AVAILABLE DATA START
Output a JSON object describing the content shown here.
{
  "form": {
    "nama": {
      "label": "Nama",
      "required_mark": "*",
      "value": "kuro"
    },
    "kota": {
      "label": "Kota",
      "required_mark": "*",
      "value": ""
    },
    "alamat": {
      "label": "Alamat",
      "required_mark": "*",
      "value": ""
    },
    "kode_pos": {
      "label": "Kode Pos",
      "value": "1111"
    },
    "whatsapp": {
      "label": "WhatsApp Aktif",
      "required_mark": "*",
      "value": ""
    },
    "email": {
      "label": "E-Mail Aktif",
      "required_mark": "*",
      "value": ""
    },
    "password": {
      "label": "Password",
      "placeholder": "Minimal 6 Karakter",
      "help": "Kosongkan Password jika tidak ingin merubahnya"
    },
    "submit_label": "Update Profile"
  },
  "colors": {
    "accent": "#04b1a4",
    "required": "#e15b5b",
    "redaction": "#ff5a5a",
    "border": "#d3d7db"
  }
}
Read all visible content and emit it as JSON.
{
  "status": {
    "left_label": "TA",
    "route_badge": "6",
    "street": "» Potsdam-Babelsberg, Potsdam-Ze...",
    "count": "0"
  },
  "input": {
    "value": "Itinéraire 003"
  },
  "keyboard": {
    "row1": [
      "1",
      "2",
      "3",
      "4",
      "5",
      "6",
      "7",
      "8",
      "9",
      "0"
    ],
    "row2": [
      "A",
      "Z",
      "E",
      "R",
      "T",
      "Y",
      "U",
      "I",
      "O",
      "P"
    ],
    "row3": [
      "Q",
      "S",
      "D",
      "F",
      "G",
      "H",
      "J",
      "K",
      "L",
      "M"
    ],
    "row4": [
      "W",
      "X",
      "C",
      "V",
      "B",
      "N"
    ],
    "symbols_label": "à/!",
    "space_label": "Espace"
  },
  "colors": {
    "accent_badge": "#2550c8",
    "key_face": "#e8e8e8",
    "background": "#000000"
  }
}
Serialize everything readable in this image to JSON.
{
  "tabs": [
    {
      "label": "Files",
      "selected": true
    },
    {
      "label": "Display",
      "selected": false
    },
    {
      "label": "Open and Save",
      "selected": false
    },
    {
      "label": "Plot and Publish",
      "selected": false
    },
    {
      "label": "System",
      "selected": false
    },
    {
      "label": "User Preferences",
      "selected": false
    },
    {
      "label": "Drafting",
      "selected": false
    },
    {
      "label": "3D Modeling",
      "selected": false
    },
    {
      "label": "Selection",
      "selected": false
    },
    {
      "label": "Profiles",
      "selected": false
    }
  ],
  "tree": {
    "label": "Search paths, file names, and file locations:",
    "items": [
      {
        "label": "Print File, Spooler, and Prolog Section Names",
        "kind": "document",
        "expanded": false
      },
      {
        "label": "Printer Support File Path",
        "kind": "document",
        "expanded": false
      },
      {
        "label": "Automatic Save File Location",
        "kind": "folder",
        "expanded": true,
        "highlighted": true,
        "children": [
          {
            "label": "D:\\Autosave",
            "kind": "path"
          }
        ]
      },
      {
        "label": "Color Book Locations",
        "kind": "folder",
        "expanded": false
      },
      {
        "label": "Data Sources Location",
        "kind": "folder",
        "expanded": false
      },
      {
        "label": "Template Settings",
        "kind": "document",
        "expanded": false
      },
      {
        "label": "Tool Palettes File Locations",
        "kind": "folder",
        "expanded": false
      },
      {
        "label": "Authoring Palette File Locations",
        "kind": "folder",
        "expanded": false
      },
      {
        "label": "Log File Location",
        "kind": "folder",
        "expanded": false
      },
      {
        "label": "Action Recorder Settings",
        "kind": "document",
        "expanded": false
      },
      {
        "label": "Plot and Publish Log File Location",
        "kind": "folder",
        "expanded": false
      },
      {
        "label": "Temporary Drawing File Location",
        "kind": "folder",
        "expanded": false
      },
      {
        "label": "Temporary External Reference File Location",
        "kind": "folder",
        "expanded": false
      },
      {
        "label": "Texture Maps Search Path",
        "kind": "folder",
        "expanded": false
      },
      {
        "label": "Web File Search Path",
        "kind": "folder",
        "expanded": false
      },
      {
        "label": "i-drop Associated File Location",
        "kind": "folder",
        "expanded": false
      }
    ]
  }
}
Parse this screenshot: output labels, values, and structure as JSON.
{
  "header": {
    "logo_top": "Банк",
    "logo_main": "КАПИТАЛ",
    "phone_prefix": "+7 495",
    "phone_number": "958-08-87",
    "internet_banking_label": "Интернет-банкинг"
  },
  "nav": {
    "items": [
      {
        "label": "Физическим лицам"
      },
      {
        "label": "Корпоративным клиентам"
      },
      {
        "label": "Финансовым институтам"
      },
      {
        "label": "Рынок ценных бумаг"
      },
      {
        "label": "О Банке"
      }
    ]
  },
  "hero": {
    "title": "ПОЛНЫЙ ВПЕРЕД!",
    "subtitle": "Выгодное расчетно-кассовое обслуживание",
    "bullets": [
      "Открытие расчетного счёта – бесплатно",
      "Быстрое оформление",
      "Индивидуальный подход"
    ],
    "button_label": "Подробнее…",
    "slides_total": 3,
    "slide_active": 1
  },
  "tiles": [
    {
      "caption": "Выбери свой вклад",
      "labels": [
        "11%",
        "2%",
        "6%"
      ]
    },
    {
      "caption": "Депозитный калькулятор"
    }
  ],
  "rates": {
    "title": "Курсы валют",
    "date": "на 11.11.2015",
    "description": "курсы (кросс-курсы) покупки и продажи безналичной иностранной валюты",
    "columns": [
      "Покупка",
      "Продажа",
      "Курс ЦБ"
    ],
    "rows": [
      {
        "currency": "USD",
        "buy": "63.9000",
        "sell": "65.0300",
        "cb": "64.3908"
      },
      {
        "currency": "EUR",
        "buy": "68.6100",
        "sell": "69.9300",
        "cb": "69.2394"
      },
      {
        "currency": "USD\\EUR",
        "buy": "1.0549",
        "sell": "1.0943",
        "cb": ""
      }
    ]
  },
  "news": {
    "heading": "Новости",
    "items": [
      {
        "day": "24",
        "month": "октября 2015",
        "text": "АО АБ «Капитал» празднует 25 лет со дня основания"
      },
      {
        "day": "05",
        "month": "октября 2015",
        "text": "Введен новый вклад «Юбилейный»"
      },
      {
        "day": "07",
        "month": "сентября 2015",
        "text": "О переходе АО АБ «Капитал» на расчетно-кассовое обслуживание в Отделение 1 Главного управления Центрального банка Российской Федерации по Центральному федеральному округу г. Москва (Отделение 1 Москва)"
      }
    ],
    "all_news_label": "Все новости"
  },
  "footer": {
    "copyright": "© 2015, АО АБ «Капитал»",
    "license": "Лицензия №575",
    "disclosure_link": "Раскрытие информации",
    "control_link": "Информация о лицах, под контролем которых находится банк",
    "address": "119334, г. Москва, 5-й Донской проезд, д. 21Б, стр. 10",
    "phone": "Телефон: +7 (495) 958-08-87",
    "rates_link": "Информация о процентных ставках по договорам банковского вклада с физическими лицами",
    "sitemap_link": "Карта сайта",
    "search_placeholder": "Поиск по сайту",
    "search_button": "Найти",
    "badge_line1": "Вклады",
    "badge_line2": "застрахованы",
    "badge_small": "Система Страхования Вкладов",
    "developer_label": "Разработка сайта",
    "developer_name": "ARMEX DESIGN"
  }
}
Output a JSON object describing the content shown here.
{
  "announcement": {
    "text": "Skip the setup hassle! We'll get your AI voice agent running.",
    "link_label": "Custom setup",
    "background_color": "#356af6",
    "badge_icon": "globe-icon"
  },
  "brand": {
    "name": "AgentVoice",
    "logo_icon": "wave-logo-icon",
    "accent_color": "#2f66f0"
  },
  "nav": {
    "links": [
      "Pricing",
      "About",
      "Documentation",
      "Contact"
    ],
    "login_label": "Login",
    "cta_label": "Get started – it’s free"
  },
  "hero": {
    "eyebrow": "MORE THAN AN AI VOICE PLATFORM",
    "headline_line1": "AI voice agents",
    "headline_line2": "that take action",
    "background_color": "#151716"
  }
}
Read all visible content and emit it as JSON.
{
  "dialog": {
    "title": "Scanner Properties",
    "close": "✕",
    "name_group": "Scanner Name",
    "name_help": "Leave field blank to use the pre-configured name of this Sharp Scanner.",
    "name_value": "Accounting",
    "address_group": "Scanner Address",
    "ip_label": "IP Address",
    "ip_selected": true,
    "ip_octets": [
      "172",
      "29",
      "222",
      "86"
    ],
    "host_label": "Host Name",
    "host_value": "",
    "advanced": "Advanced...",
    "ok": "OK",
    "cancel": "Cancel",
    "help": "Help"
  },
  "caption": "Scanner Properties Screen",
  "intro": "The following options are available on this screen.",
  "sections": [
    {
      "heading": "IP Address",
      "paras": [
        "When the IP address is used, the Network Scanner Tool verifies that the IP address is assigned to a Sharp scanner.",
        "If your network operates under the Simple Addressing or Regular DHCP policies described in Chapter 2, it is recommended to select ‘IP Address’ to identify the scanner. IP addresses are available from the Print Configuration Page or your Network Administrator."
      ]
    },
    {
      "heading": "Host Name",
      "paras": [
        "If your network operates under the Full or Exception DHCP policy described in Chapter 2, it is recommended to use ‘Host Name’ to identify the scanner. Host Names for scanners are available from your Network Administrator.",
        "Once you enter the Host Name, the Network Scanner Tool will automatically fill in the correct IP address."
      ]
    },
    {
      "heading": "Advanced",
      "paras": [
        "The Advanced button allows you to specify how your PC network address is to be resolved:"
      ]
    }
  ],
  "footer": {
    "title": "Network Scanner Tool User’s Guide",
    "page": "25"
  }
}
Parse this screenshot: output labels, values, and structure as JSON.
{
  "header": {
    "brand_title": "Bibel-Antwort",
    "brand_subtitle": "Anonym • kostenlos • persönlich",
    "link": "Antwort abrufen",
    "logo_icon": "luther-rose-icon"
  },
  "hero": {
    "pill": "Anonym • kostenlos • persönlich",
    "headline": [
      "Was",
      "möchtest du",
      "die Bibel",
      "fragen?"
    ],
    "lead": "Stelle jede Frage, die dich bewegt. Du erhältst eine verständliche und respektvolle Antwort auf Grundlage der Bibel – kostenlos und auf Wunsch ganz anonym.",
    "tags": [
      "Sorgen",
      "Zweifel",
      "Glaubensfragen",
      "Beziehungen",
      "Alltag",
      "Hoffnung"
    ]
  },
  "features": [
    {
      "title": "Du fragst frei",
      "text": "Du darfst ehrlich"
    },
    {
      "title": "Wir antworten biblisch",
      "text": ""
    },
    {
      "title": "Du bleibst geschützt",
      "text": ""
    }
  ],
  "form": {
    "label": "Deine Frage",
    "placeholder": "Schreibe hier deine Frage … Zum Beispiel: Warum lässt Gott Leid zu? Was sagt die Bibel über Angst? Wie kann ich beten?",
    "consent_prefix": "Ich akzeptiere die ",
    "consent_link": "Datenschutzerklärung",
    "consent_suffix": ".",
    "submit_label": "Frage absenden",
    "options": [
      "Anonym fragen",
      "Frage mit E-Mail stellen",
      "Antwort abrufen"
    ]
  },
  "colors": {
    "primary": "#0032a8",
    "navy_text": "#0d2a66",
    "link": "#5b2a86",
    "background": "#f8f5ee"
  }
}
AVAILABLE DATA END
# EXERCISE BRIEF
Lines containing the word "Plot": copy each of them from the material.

# EXERCISE SOLUTION
      "label": "Plot and Publish",
        "label": "Plot and Publish Log File Location",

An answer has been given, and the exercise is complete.